FRACTION: From here on out, you cut and paste comments from COME IN ALONE and I'll cut and paste comments from MASTER OF THE OBVIOUS and we'll see if Jonah notices.
Here, let's get into WILDCATS for a minute and maybe dodge that fin de siecle shuck and jive shit...
You HAD to know you were pushing CATS way out there, right? I don't think it ever felt like it was being written for trade-- and it really was born when that was all the rage, so, you know, nice one-- but, at the same time, I always got more from reading it either in collections or just the issues in long chunks. Again, though... CATS was a book that rewarded its long-term readers. How did you go about planning the book out? And what kind of feedback were you hearing from Wildstorm editorial on it?
Concurrent to that-- you'd set the tone and style for CATS, what, three years before the book got killed? Tough to change those particular horses mid-race. So now, post-CATS-- how are you crafting a book like THE INTIMATES to function differently?
CASEY: I've said this in an interview or two before, but the thing that nobody really got about WILDCATS was that I was basically writing it as a novel. Each issue was a chapter of the novel and the trades were like reading several chapters all at once. I think that's where the long-term reward you referred to really comes from. Planning out the book always involved interlocking and overlapping character arcs. In this novel-like method of writing, there are no real defined breaks in the story (another significant ingredient of doing trade collections). Of course, to get us back on topic for a minute, the real ending, the BIG ending, was quite a ways off. To be exact, sixteen issues away when it got shitcanned.
As for the feedback I got from Wildstorm editorial, obviously they wanted the book to work commercially and I honestly think they were as confused as anyone was that it wasn't catching on and selling better. And, you're right, I'd set my course early on so there was no way I was going to start messing with the book's identity -- for better or worse -- to try and goose sales. I was willing to go down with the ship to maintain the integrity of the story I was telling and the way I was telling it. And, of course, I did go down with the ship. Glub glub.
Like we talked about two weeks ago, THE INTIMATES is 180 degrees away from WILDCATS in its approach. It's all about the single-issue story. It's sitcom writing. But it's not exactly EVERYBODY LOVES RAYMOND. I know I'm repeating myself here, but it's more like THE OFFICE or, as Brubaker has said, CURB YOUR ENTHUSIASM. Or maybe K STREET, which is certainly not a sitcom but it employed a structure -- a method of presenting the narrative -- that I thought was fucking brilliant. I think, in some ways, you don't have to read issues of THE INTIMATES in order. The series is constructed in such a way that you could take any random issue, read it, and get what the setup, the characters and their world is. I don't know how unique of an approach that is, but it's certainly a change from the novelistic style of WILDCATS...
FRACTION: So, close us out, then: is that a failing of the medium or a failing of the marketplace? Or is it neither? And do you wish it were different?
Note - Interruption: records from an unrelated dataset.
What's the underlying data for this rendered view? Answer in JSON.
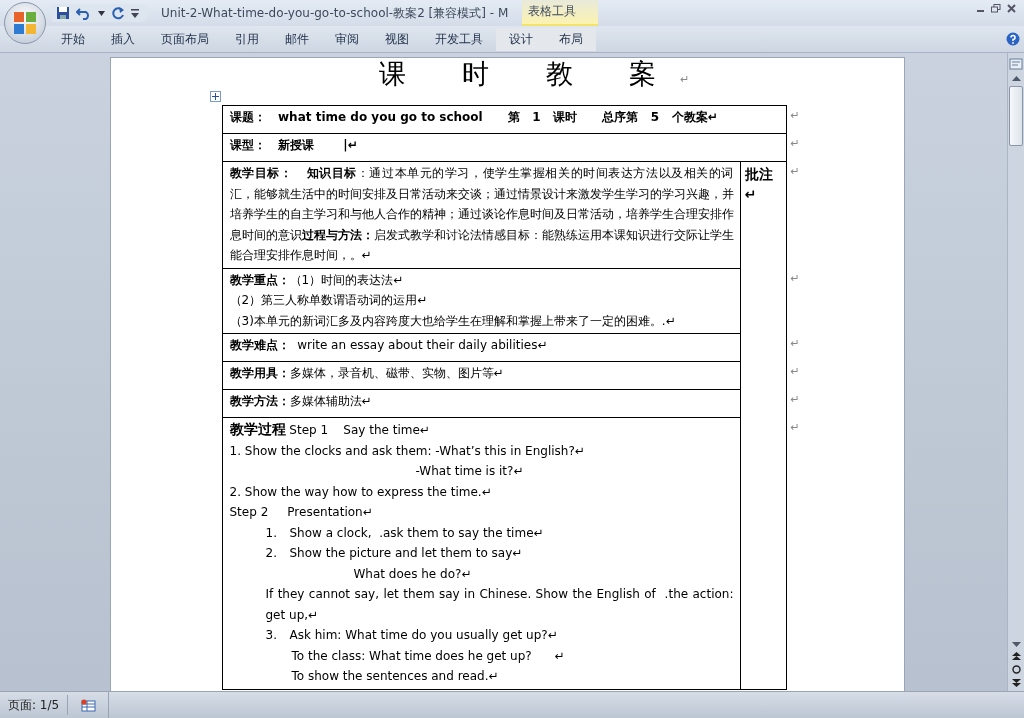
{
  "title_bar": {
    "title": "Unit-2-What-time-do-you-go-to-school-教案2 [兼容模式] - M",
    "context_tab": "表格工具"
  },
  "ribbon_tabs": [
    {
      "label": "开始",
      "selected": false
    },
    {
      "label": "插入",
      "selected": false
    },
    {
      "label": "页面布局",
      "selected": false
    },
    {
      "label": "引用",
      "selected": false
    },
    {
      "label": "邮件",
      "selected": false
    },
    {
      "label": "审阅",
      "selected": false
    },
    {
      "label": "视图",
      "selected": false
    },
    {
      "label": "开发工具",
      "selected": false
    },
    {
      "label": "设计",
      "selected": false,
      "kind": "context"
    },
    {
      "label": "布局",
      "selected": false,
      "kind": "context"
    }
  ],
  "document": {
    "heading": "课 时 教 案",
    "heading_mark": "↵",
    "note": "批注↵",
    "rows": [
      {
        "kind": "full",
        "end_mark": "↵",
        "paragraphs": [
          {
            "kind": "plain",
            "text": "课题：   what time do you go to school      第   1   课时      总序第   5   个教案↵"
          }
        ]
      },
      {
        "kind": "full",
        "end_mark": "↵",
        "paragraphs": [
          {
            "kind": "plain",
            "text": "课型：   新授课       |↵"
          }
        ]
      },
      {
        "kind": "left",
        "end_mark": "↵",
        "paragraphs": [
          {
            "kind": "plain",
            "text": "**教学目标：   知识目标**：通过本单元的学习，使学生掌握相关的时间表达方法以及相关的词汇，能够就生活中的时间安排及日常活动来交谈；通过情景设计来激发学生学习的学习兴趣，并培养学生的自主学习和与他人合作的精神；通过谈论作息时间及日常活动，培养学生合理安排作息时间的意识**过程与方法：**启发式教学和讨论法情感目标：能熟练运用本课知识进行交际让学生能合理安排作息时间，。↵"
          }
        ]
      },
      {
        "kind": "left",
        "end_mark": "↵",
        "paragraphs": [
          {
            "kind": "plain",
            "text": "**教学重点：**（1）时间的表达法↵"
          },
          {
            "kind": "plain",
            "text": "（2）第三人称单数谓语动词的运用↵"
          },
          {
            "kind": "plain",
            "text": "（3)本单元的新词汇多及内容跨度大也给学生在理解和掌握上带来了一定的困难。.↵"
          }
        ]
      },
      {
        "kind": "left",
        "end_mark": "↵",
        "paragraphs": [
          {
            "kind": "plain",
            "text": "**教学难点：**  write an essay about their daily abilities↵"
          }
        ]
      },
      {
        "kind": "left",
        "end_mark": "↵",
        "paragraphs": [
          {
            "kind": "plain",
            "text": "**教学用具：**多媒体，录音机、磁带、实物、图片等↵"
          }
        ]
      },
      {
        "kind": "left",
        "end_mark": "↵",
        "paragraphs": [
          {
            "kind": "plain",
            "text": "**教学方法：**多媒体辅助法↵"
          }
        ]
      },
      {
        "kind": "left",
        "end_mark": "↵",
        "paragraphs": [
          {
            "kind": "lead",
            "text": "**教学过程** Step 1    Say the time↵"
          },
          {
            "kind": "plain",
            "text": "1. Show the clocks and ask them: -What’s this in English?↵"
          },
          {
            "kind": "offset",
            "text": "-What time is it?↵"
          },
          {
            "kind": "plain",
            "text": "2. Show the way how to express the time.↵"
          },
          {
            "kind": "plain",
            "text": "Step 2     Presentation↵"
          },
          {
            "kind": "item",
            "number": "1.",
            "text": "Show a clock,  .ask them to say the time↵"
          },
          {
            "kind": "item",
            "number": "2.",
            "text": "Show the picture and let them to say↵"
          },
          {
            "kind": "deep",
            "text": "What does he do?↵"
          },
          {
            "kind": "indent",
            "text": "If they cannot say, let them say in Chinese. Show the English of  .the action: get up,↵"
          },
          {
            "kind": "item",
            "number": "3.",
            "text": "Ask him: What time do you usually get up?↵"
          },
          {
            "kind": "sub",
            "text": "To the class: What time does he get up?      ↵"
          },
          {
            "kind": "sub",
            "text": "To show the sentences and read.↵"
          }
        ]
      }
    ]
  },
  "status_bar": {
    "page": "页面: 1/5"
  }
}
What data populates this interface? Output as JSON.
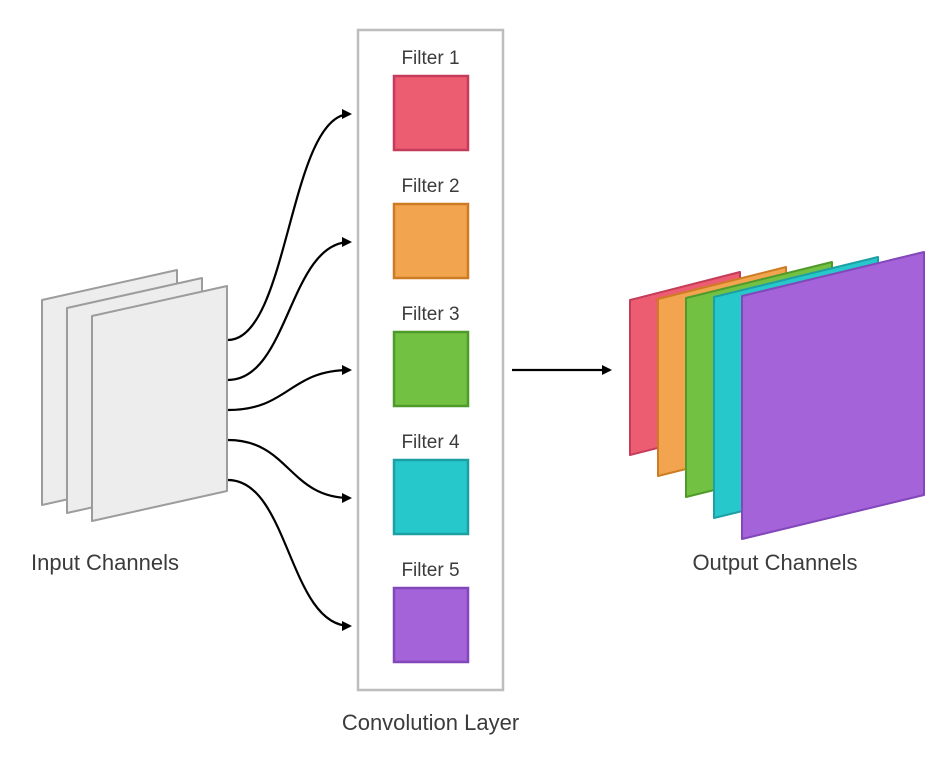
{
  "labels": {
    "input": "Input Channels",
    "layer": "Convolution Layer",
    "output": "Output Channels"
  },
  "filters": [
    {
      "name": "Filter 1",
      "fill": "#EC5D72",
      "stroke": "#C43C59"
    },
    {
      "name": "Filter 2",
      "fill": "#F2A54E",
      "stroke": "#CE7C24"
    },
    {
      "name": "Filter 3",
      "fill": "#73C142",
      "stroke": "#4E9A2A"
    },
    {
      "name": "Filter 4",
      "fill": "#27C8CB",
      "stroke": "#1DA0A5"
    },
    {
      "name": "Filter 5",
      "fill": "#A463D9",
      "stroke": "#8247B9"
    }
  ],
  "input": {
    "planes": 3,
    "fill": "#EDEDED",
    "stroke": "#9C9C9C"
  },
  "output": {
    "planes": 5
  }
}
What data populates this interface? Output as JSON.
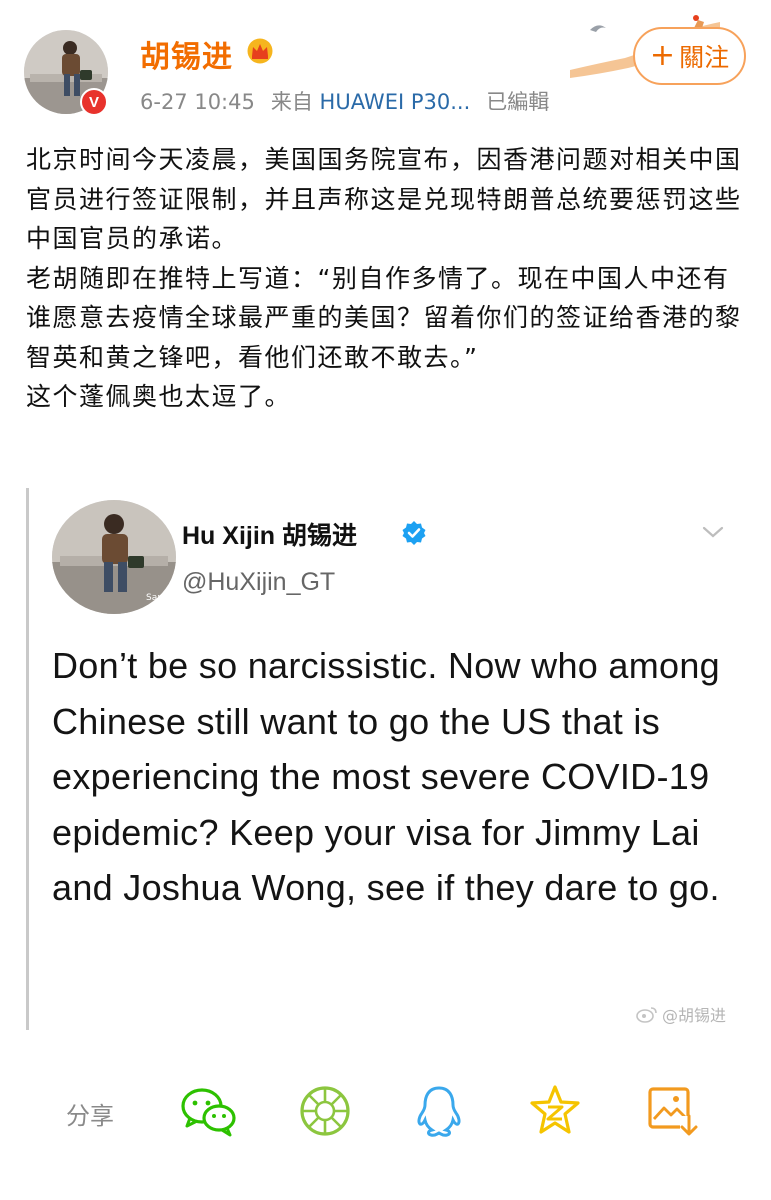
{
  "post": {
    "author": "胡锡进",
    "date": "6-27 10:45",
    "source_prefix": "来自",
    "source_device": "HUAWEI P30...",
    "edited": "已編輯",
    "follow_label": "關注",
    "paragraphs": [
      "北京时间今天凌晨，美国国务院宣布，因香港问题对相关中国官员进行签证限制，并且声称这是兑现特朗普总统要惩罚这些中国官员的承诺。",
      "老胡随即在推特上写道：“别自作多情了。现在中国人中还有谁愿意去疫情全球最严重的美国？留着你们的签证给香港的黎智英和黄之锋吧，看他们还敢不敢去。”",
      "这个蓬佩奥也太逗了。"
    ]
  },
  "tweet": {
    "name": "Hu Xijin 胡锡进",
    "handle": "@HuXijin_GT",
    "body": "Don’t be so narcissistic. Now who among Chinese still want to go the US that is experiencing the most severe COVID-19 epidemic? Keep your visa for Jimmy Lai and Joshua Wong, see if they dare to go.",
    "avatar_caption": "Sarajo",
    "watermark": "@胡锡进"
  },
  "share": {
    "label": "分享",
    "icons": [
      "wechat-icon",
      "moments-icon",
      "qq-icon",
      "qzone-icon",
      "save-image-icon"
    ],
    "colors": {
      "wechat": "#2dc100",
      "moments": "#8cc63f",
      "qq": "#3aa8ec",
      "qzone": "#f5c400",
      "save": "#f29a1f"
    }
  },
  "colors": {
    "username": "#f26d00",
    "source": "#2a6aa8",
    "follow_border": "#f7a25b",
    "verified_badge": "#e8322c",
    "tweet_check": "#1da1f2"
  }
}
CASEY: I think the medium is just fine. Look how long it's survived...! And the marketplace is what it is, and will always be whatever it will be. There's no reason to be bitter. I've got the job of my dreams from when I was six-fucking-years old! How many poor bastards can say that? THE INTIMATES is -- in its own clumsy way -- me trying to give back to an art form that gave me so much.
And, sure... I wish certain things about our industry were different. But that's why I'm doing the book. Change by example. It's the only way I know how...
Look at that. Somehow we found and end to this week's column. And, just like most comicbooks these days, it just wasn't all that satisfying an ending, was it? Then again, we're not telling a story here…
… or are we?